Insurance in general, works like this: You go to the doctor for an issue and receive care. The doctor, hospital, or other facility generates an itemized list of the services you received, each item getting its own insurance code. Based on what type of plan you have, insurance will cover varying portions of each item — sometimes it's covered entirely, sometimes there's a copay, and sometimes you're on the hook for the whole cost.

Some people that go to BHUCs have commercial insurance, Schreiber with Alliance said, “You do have occasionally though, someone with commercial private insurance… but more are people with Medicaid and the uninsured, underinsured.”

The problem, though, as Cindy Ehlers, COO of Trillium says, is that no insurance covers BHUC services: “There's not a BHUC service, right?

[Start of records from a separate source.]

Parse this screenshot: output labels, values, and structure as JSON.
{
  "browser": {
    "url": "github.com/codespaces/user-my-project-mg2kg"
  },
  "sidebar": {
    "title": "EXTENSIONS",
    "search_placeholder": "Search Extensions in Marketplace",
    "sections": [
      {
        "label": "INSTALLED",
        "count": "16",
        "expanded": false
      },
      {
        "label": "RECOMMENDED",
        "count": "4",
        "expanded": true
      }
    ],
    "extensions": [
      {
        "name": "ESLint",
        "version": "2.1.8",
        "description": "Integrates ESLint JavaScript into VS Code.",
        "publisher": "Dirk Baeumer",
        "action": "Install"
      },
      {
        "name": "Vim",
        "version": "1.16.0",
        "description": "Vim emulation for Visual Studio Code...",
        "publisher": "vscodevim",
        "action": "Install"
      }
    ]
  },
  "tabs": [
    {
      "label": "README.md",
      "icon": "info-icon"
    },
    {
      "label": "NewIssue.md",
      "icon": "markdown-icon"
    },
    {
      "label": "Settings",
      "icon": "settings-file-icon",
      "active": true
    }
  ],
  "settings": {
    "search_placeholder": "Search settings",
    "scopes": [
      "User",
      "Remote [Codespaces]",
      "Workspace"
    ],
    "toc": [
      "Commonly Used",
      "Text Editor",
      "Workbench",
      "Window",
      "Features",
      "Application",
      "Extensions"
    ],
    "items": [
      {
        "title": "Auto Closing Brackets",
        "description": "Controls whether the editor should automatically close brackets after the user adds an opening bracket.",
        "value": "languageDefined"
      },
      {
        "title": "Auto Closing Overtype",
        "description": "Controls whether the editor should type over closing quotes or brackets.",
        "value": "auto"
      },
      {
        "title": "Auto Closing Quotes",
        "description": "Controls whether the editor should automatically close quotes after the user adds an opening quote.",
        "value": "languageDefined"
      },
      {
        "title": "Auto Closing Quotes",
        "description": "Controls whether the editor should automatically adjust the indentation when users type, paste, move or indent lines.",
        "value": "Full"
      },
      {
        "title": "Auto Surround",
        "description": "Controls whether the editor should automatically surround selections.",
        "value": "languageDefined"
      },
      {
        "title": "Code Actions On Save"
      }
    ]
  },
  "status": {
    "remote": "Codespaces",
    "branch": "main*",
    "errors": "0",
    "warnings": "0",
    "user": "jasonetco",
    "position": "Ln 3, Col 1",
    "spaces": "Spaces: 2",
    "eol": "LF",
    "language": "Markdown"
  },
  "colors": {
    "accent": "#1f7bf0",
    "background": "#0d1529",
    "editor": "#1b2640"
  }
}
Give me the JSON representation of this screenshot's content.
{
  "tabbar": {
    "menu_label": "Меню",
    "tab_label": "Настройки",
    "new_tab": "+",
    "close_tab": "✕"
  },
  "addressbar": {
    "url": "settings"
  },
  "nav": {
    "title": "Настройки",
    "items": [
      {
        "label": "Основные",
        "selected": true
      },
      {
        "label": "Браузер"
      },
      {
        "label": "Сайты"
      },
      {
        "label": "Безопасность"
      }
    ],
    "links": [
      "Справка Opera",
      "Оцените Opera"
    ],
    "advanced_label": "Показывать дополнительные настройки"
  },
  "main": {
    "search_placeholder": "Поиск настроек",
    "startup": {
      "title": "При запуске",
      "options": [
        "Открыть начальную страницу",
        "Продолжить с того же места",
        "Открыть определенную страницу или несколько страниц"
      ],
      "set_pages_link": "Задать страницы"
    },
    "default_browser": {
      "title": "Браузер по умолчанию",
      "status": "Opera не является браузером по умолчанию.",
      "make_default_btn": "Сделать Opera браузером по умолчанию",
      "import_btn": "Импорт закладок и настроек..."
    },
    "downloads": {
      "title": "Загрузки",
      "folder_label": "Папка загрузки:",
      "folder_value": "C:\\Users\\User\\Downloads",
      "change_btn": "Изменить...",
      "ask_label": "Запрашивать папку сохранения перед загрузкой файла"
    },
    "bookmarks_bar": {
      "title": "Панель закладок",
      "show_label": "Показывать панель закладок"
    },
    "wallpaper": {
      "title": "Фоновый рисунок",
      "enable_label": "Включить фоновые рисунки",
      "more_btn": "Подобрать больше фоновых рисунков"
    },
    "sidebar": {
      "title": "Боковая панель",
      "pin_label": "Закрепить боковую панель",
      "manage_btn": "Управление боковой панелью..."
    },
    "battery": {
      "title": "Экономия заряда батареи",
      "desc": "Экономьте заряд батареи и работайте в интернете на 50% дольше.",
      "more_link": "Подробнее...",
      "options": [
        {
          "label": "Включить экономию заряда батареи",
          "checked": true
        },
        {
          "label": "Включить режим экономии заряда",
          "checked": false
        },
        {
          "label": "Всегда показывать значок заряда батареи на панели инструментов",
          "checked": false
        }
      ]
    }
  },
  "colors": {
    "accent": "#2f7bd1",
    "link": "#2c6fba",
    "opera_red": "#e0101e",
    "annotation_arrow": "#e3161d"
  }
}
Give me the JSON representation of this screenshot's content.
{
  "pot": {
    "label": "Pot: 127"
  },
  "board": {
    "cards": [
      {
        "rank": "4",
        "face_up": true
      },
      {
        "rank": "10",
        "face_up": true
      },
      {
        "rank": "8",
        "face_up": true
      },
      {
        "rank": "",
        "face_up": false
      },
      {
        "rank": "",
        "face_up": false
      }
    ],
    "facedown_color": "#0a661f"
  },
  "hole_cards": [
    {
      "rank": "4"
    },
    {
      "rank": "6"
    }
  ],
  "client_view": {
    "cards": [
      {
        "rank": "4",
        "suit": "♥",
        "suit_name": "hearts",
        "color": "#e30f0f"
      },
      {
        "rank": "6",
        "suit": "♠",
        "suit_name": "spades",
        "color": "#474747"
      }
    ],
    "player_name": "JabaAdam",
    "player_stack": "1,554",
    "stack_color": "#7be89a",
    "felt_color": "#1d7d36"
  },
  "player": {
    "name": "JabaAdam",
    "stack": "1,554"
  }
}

There's not something called BHUC. It’s not like an emergency room. There is a service called ‘emergency room.’ And there's also inpatient. And [BHUC] is somewhere in between those levels of care.”

In a 44-page list of insurance codes on Trillium’s website, BHUC services are not mentioned once. There's no code to bill insurance for the visit — so it can't be covered.

Crosbie confirmed that while individual services — for example, a prescription — at a BHUC might be covered a general visit to a BHUC isn't covered the way a trip to the ER is. So someone who just needs to visit a BHUC to de-escalate a crisis probably won't be covered.

“Your insurance might cover your going to the emergency department, with your big copay, but they won't recognize something like a behavioral health urgent care," she said.

Insurance is an issue with long-term care, as well, according to Ehlers at Trillium.

Typically, someone has two main options for acute or long-term care that is closely supervised by medical professionals: residential and inpatient.

In Trillium's long list of billing codes, there’s no entry for residential treatment for mental illness, meaning it can be out of reach for low-income people on Medicaid.

“There's not a service called long-term residential treatment for mental illness,” Ehlers said.

Medicaid/Medicare insurance does cover inpatient care, however.

Inpatient vs. Residential care

For inpatient care, patients may be hospitalized and receive 24-hour care and medical attention. Inpatient care will often follow a trip to the emergency department for a crisis situation; it's usually in a hospital setting where patients stay a couple of weeks to a month. Inpatient care is generally more intense — and restrictive — than residential care as the goal is usually getting someone through the acute (that is, more severe) phase of a mental health issue.

Residential care is voluntary, live-in treatment at a rehab facility where patients can attend therapy sessions and have medication or withdrawal symptoms closely monitored — although not as intensely as with inpatient care. Patients will often stay for several months or longer, and they have more privacy and freedom, since the goal is no longer averting immediate risks of harm to themselves or others, but long-term mental health management.

But long-term care comes with a cost. Residential care facilities are almost always covered out-of-pocket for people under Medicaid, Ehlers said.


Camille hails from Long Island, NY where the exuberance of sports season never ended. She graduated from Boston University with a BS in Journalism and double minors in Classical Civilizations and Philosophy. Chasing stories has been a passion of hers since she was little, channeling itself through her art and writing. Camille’s journey in audio is never ending and she’s served as a podcast producer on multiple shows. When she’s not working she enjoys chatting and gaming with friends, reading, and creating digital art.